WORK REQUIRED: Word for word, and without a single picture, repeat the entries.

Stored data entries
----------

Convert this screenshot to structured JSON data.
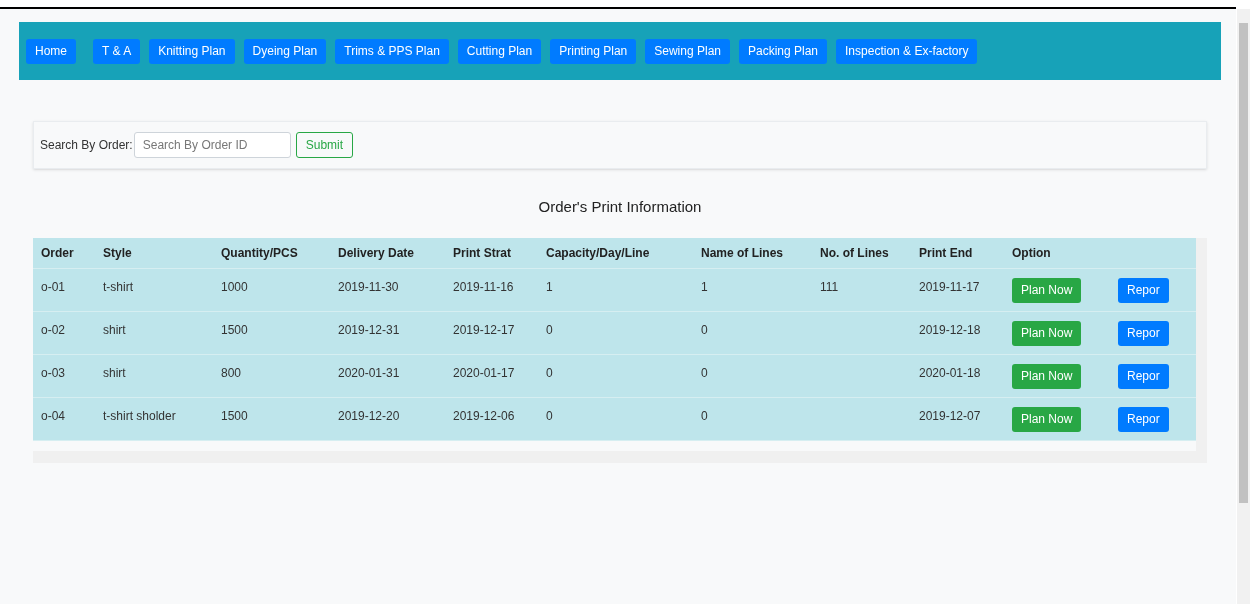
{
  "nav": [
    {
      "label": "Home"
    },
    {
      "label": "T & A"
    },
    {
      "label": "Knitting Plan"
    },
    {
      "label": "Dyeing Plan"
    },
    {
      "label": "Trims & PPS Plan"
    },
    {
      "label": "Cutting Plan"
    },
    {
      "label": "Printing Plan"
    },
    {
      "label": "Sewing Plan"
    },
    {
      "label": "Packing Plan"
    },
    {
      "label": "Inspection & Ex-factory"
    }
  ],
  "search": {
    "label": "Search By Order:",
    "placeholder": "Search By Order ID",
    "button": "Submit"
  },
  "title": "Order's Print Information",
  "table": {
    "columns": [
      "Order",
      "Style",
      "Quantity/PCS",
      "Delivery Date",
      "Print Strat",
      "Capacity/Day/Line",
      "Name of Lines",
      "No. of Lines",
      "Print End",
      "Option"
    ],
    "rows": [
      {
        "cells": [
          "o-01",
          "t-shirt",
          "1000",
          "2019-11-30",
          "2019-11-16",
          "1",
          "1",
          "111",
          "2019-11-17"
        ],
        "plan": "Plan Now",
        "report": "Repor"
      },
      {
        "cells": [
          "o-02",
          "shirt",
          "1500",
          "2019-12-31",
          "2019-12-17",
          "0",
          "0",
          null,
          "2019-12-18"
        ],
        "plan": "Plan Now",
        "report": "Repor"
      },
      {
        "cells": [
          "o-03",
          "shirt",
          "800",
          "2020-01-31",
          "2020-01-17",
          "0",
          "0",
          null,
          "2020-01-18"
        ],
        "plan": "Plan Now",
        "report": "Repor"
      },
      {
        "cells": [
          "o-04",
          "t-shirt sholder",
          "1500",
          "2019-12-20",
          "2019-12-06",
          "0",
          "0",
          null,
          "2019-12-07"
        ],
        "plan": "Plan Now",
        "report": "Repor"
      }
    ]
  }
}
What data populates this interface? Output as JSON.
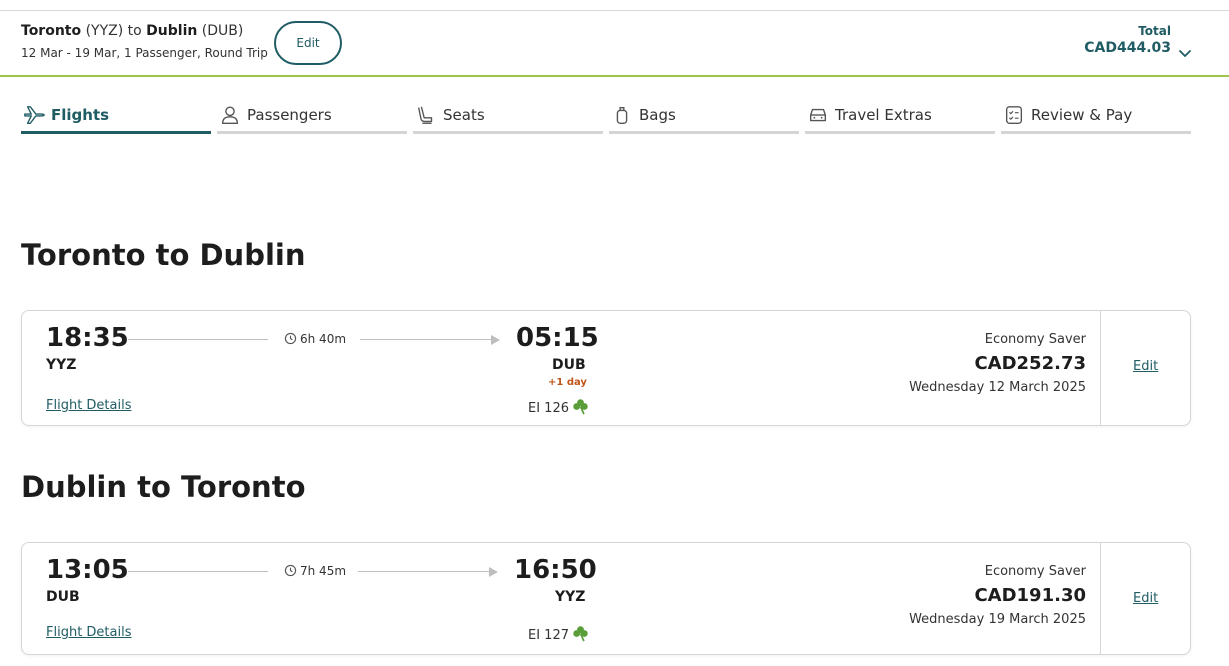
{
  "header": {
    "origin_city": "Toronto",
    "origin_code": "(YYZ)",
    "connector": "to",
    "dest_city": "Dublin",
    "dest_code": "(DUB)",
    "trip_summary": "12 Mar - 19 Mar, 1 Passenger, Round Trip",
    "edit_label": "Edit",
    "total_label": "Total",
    "total_value": "CAD444.03"
  },
  "steps": [
    {
      "label": "Flights",
      "icon": "plane-icon",
      "active": true
    },
    {
      "label": "Passengers",
      "icon": "person-icon",
      "active": false
    },
    {
      "label": "Seats",
      "icon": "seat-icon",
      "active": false
    },
    {
      "label": "Bags",
      "icon": "bag-icon",
      "active": false
    },
    {
      "label": "Travel Extras",
      "icon": "car-icon",
      "active": false
    },
    {
      "label": "Review & Pay",
      "icon": "checklist-icon",
      "active": false
    }
  ],
  "outbound": {
    "title": "Toronto to Dublin",
    "depart_time": "18:35",
    "depart_code": "YYZ",
    "duration": "6h 40m",
    "arrive_time": "05:15",
    "arrive_code": "DUB",
    "day_offset": "+1 day",
    "details_label": "Flight Details",
    "flight_number": "EI 126",
    "fare_name": "Economy Saver",
    "fare_price": "CAD252.73",
    "date": "Wednesday 12 March 2025",
    "edit_label": "Edit"
  },
  "inbound": {
    "title": "Dublin to Toronto",
    "depart_time": "13:05",
    "depart_code": "DUB",
    "duration": "7h 45m",
    "arrive_time": "16:50",
    "arrive_code": "YYZ",
    "details_label": "Flight Details",
    "flight_number": "EI 127",
    "fare_name": "Economy Saver",
    "fare_price": "CAD191.30",
    "date": "Wednesday 19 March 2025",
    "edit_label": "Edit"
  },
  "colors": {
    "accent": "#1f5c64",
    "header_rule": "#9cc54a",
    "day_offset": "#c0551a",
    "shamrock": "#5a9e3a"
  }
}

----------

RESPONSE:
Convert this screenshot to structured JSON data.
{
  "nav": [
    {
      "label": "Home"
    },
    {
      "label": "T & A"
    },
    {
      "label": "Knitting Plan"
    },
    {
      "label": "Dyeing Plan"
    },
    {
      "label": "Trims & PPS Plan"
    },
    {
      "label": "Cutting Plan"
    },
    {
      "label": "Printing Plan"
    },
    {
      "label": "Sewing Plan"
    },
    {
      "label": "Packing Plan"
    },
    {
      "label": "Inspection & Ex-factory"
    }
  ],
  "search": {
    "label": "Search By Order:",
    "placeholder": "Search By Order ID",
    "button": "Submit"
  },
  "title": "Order's Print Information",
  "table": {
    "columns": [
      "Order",
      "Style",
      "Quantity/PCS",
      "Delivery Date",
      "Print Strat",
      "Capacity/Day/Line",
      "Name of Lines",
      "No. of Lines",
      "Print End",
      "Option"
    ],
    "rows": [
      {
        "cells": [
          "o-01",
          "t-shirt",
          "1000",
          "2019-11-30",
          "2019-11-16",
          "1",
          "1",
          "111",
          "2019-11-17"
        ],
        "plan": "Plan Now",
        "report": "Repor"
      },
      {
        "cells": [
          "o-02",
          "shirt",
          "1500",
          "2019-12-31",
          "2019-12-17",
          "0",
          "0",
          null,
          "2019-12-18"
        ],
        "plan": "Plan Now",
        "report": "Repor"
      },
      {
        "cells": [
          "o-03",
          "shirt",
          "800",
          "2020-01-31",
          "2020-01-17",
          "0",
          "0",
          null,
          "2020-01-18"
        ],
        "plan": "Plan Now",
        "report": "Repor"
      },
      {
        "cells": [
          "o-04",
          "t-shirt sholder",
          "1500",
          "2019-12-20",
          "2019-12-06",
          "0",
          "0",
          null,
          "2019-12-07"
        ],
        "plan": "Plan Now",
        "report": "Repor"
      }
    ]
  }
}
What data populates this interface? Output as JSON.
{
  "header": {
    "origin_city": "Toronto",
    "origin_code": "(YYZ)",
    "connector": "to",
    "dest_city": "Dublin",
    "dest_code": "(DUB)",
    "trip_summary": "12 Mar - 19 Mar, 1 Passenger, Round Trip",
    "edit_label": "Edit",
    "total_label": "Total",
    "total_value": "CAD444.03"
  },
  "steps": [
    {
      "label": "Flights",
      "icon": "plane-icon",
      "active": true
    },
    {
      "label": "Passengers",
      "icon": "person-icon",
      "active": false
    },
    {
      "label": "Seats",
      "icon": "seat-icon",
      "active": false
    },
    {
      "label": "Bags",
      "icon": "bag-icon",
      "active": false
    },
    {
      "label": "Travel Extras",
      "icon": "car-icon",
      "active": false
    },
    {
      "label": "Review & Pay",
      "icon": "checklist-icon",
      "active": false
    }
  ],
  "outbound": {
    "title": "Toronto to Dublin",
    "depart_time": "18:35",
    "depart_code": "YYZ",
    "duration": "6h 40m",
    "arrive_time": "05:15",
    "arrive_code": "DUB",
    "day_offset": "+1 day",
    "details_label": "Flight Details",
    "flight_number": "EI 126",
    "fare_name": "Economy Saver",
    "fare_price": "CAD252.73",
    "date": "Wednesday 12 March 2025",
    "edit_label": "Edit"
  },
  "inbound": {
    "title": "Dublin to Toronto",
    "depart_time": "13:05",
    "depart_code": "DUB",
    "duration": "7h 45m",
    "arrive_time": "16:50",
    "arrive_code": "YYZ",
    "details_label": "Flight Details",
    "flight_number": "EI 127",
    "fare_name": "Economy Saver",
    "fare_price": "CAD191.30",
    "date": "Wednesday 19 March 2025",
    "edit_label": "Edit"
  },
  "colors": {
    "accent": "#1f5c64",
    "header_rule": "#9cc54a",
    "day_offset": "#c0551a",
    "shamrock": "#5a9e3a"
  }
}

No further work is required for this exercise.